There is currently a TV commercial of a party on a Tuscan balcony watching a Tuscan sunset happily drinking Moretti, look carefully and a little flash pops up telling us it is ‘Brewed in the UK’. The label says ‘L’Autentica’ but it isn’t really authentic is it? Moretti is not alone, they all are. Carling, Fosters, Coors Light, Stella, Carlsberg, San Miguel and Amstel. Only Asahi’s Peroni is still brewed in Italy and of course Tennents in Scotland.
Once we had standard lager around 4%ABV and premium at 5%ABV. Now we have standard and ‘world beer’ and presumably for our own good the gravity of the latter now seems to be around 4.7%. The savings in excise duty are of course not passed on to the drinker! Over the last three years according to market gurus CGA, the market share of so-called world lagers has increased from 19% to 29% while standard lagers have dropped from 28% to 21%. It seems that people are going out less often after the Covid, but purchasing more expensive drinks when they do venture to the pub.
Spain is popular, San Miguel always has been but now Heineken have brought in a 4.4% version of Cruzcampo in the same week as it shed the rights to brew UK Kronenbourg to Carlsberg, another complicated bit of the 2008 deal between them to buy S&N’s worldwide interests. Estrella bought the old Charles Wells Eagle brewery from Marstons and will brew in the UK while Molson Coors have a marketing wonder in 4.6%ABV Madri whose only connection with Spain is the first five letters of the name of the Spanish capital, although M-C did consult with La Sagra, a brewery on the road to Toledo.
In these emissions conscious times, we must embrace efforts to provide the beers which consumers want, or think they want, without transporting glass and water half way around the world. Technically beer can be brewed anywhere even from authentic materials. For those seeking an experience rooted in cultural heritage, the place of origin can be important. The country of origin can influence the perceived quality and craftsmanship of a beer brand. Within the craft community, supporting local beer brands may be important for individuals who prioritise local businesses, low food miles and the economic well-being of their region.

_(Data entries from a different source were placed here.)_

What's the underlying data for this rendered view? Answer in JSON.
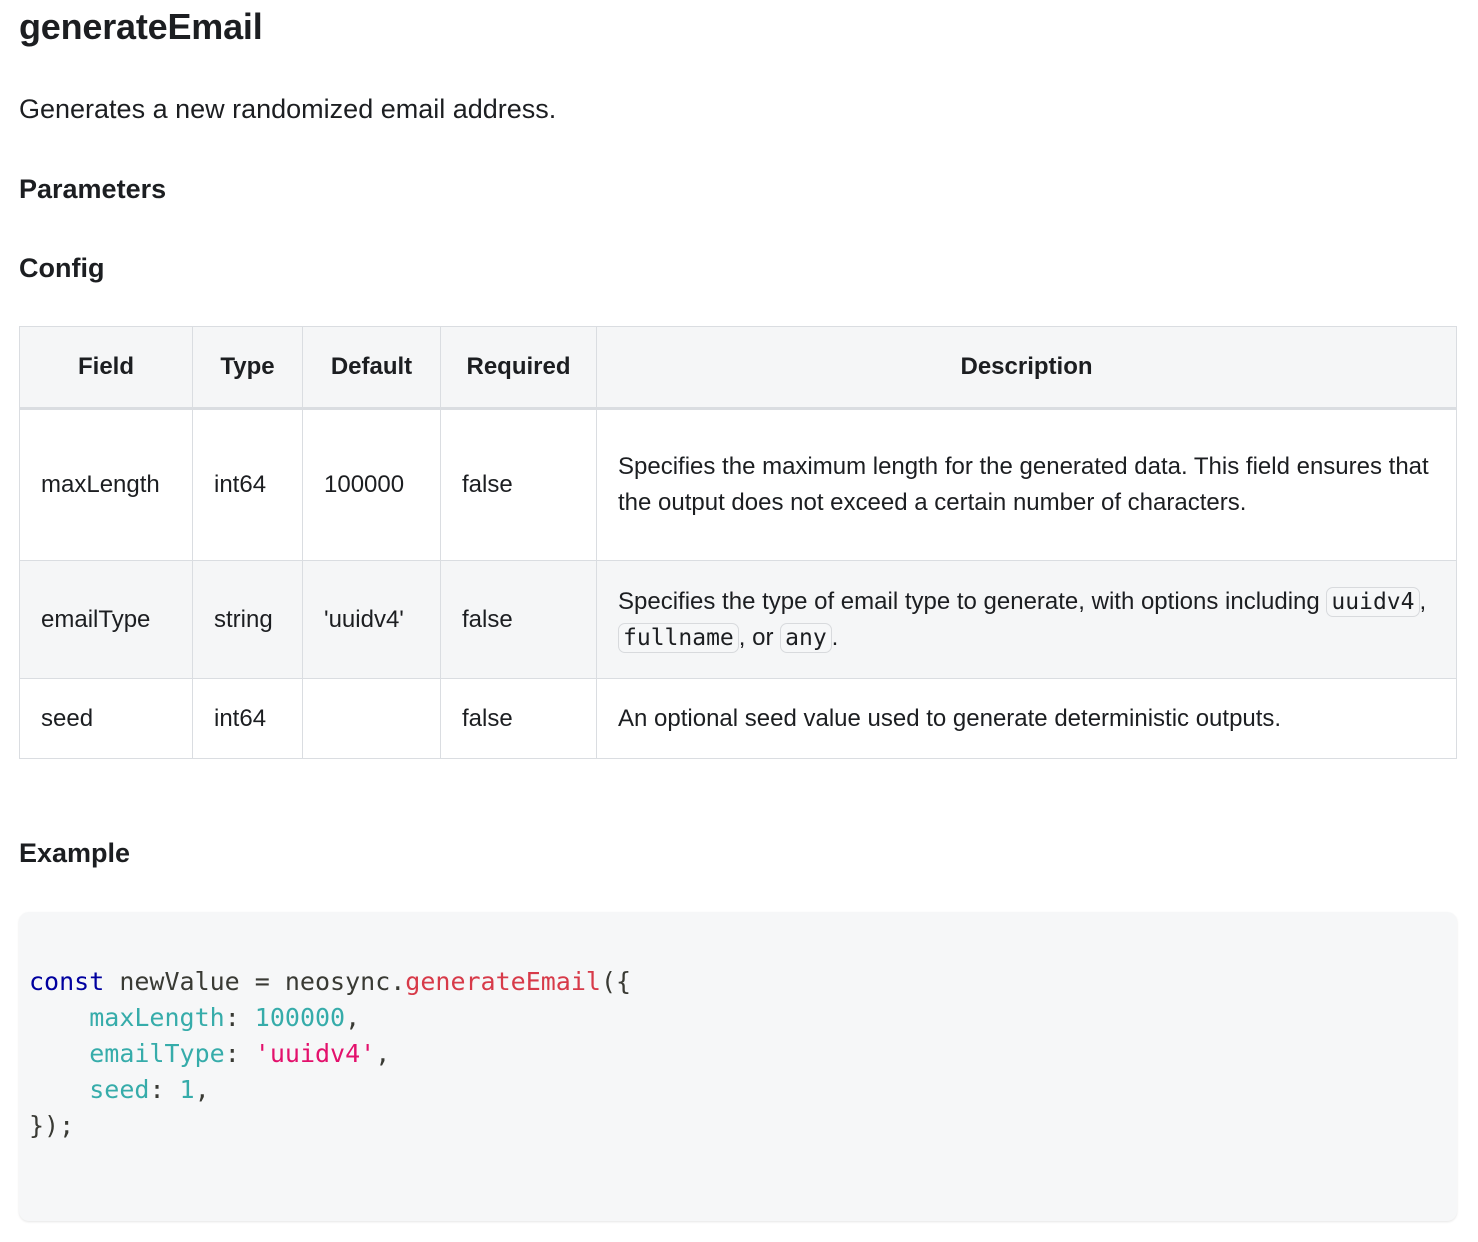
{
  "doc": {
    "title": "generateEmail",
    "description": "Generates a new randomized email address.",
    "parameters_heading": "Parameters",
    "config_heading": "Config",
    "example_heading": "Example"
  },
  "table": {
    "headers": [
      "Field",
      "Type",
      "Default",
      "Required",
      "Description"
    ],
    "rows": [
      {
        "field": "maxLength",
        "type": "int64",
        "default": "100000",
        "required": "false",
        "description": "Specifies the maximum length for the generated data. This field ensures that the output does not exceed a certain number of characters."
      },
      {
        "field": "emailType",
        "type": "string",
        "default": "'uuidv4'",
        "required": "false",
        "description_prefix": "Specifies the type of email type to generate, with options including ",
        "option_1": "uuidv4",
        "sep_1": ", ",
        "option_2": "fullname",
        "sep_2": ", or ",
        "option_3": "any",
        "description_suffix": "."
      },
      {
        "field": "seed",
        "type": "int64",
        "default": "",
        "required": "false",
        "description": "An optional seed value used to generate deterministic outputs."
      }
    ]
  },
  "code": {
    "kw": "const",
    "var_assign": " newValue = neosync.",
    "fn": "generateEmail",
    "open": "({",
    "indent": "    ",
    "prop_1": "maxLength",
    "colon": ": ",
    "val_1": "100000",
    "prop_2": "emailType",
    "val_2": "'uuidv4'",
    "prop_3": "seed",
    "val_3": "1",
    "comma": ",",
    "close": "});"
  }
}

It is worth noting that personal preferences and priorities differ from person to person. Some individuals may want to support local breweries, while others may want to explore diverse international beer offerings and be whisked away to foreign climes just for a little while. Ultimately, the importance of the production location of international beer brands is subjective and can depend on individual preferences, cultural connections and other factors that matter to the consumer.
If location does not matter, what about decoction mashing, adding large quantities of low alpha Saaz hops and long periods of maturation at 1oC. Are these time- honoured techniques still essential now we know a lot more about the underlying biochemistry of the brewing process; that is an argument for another time.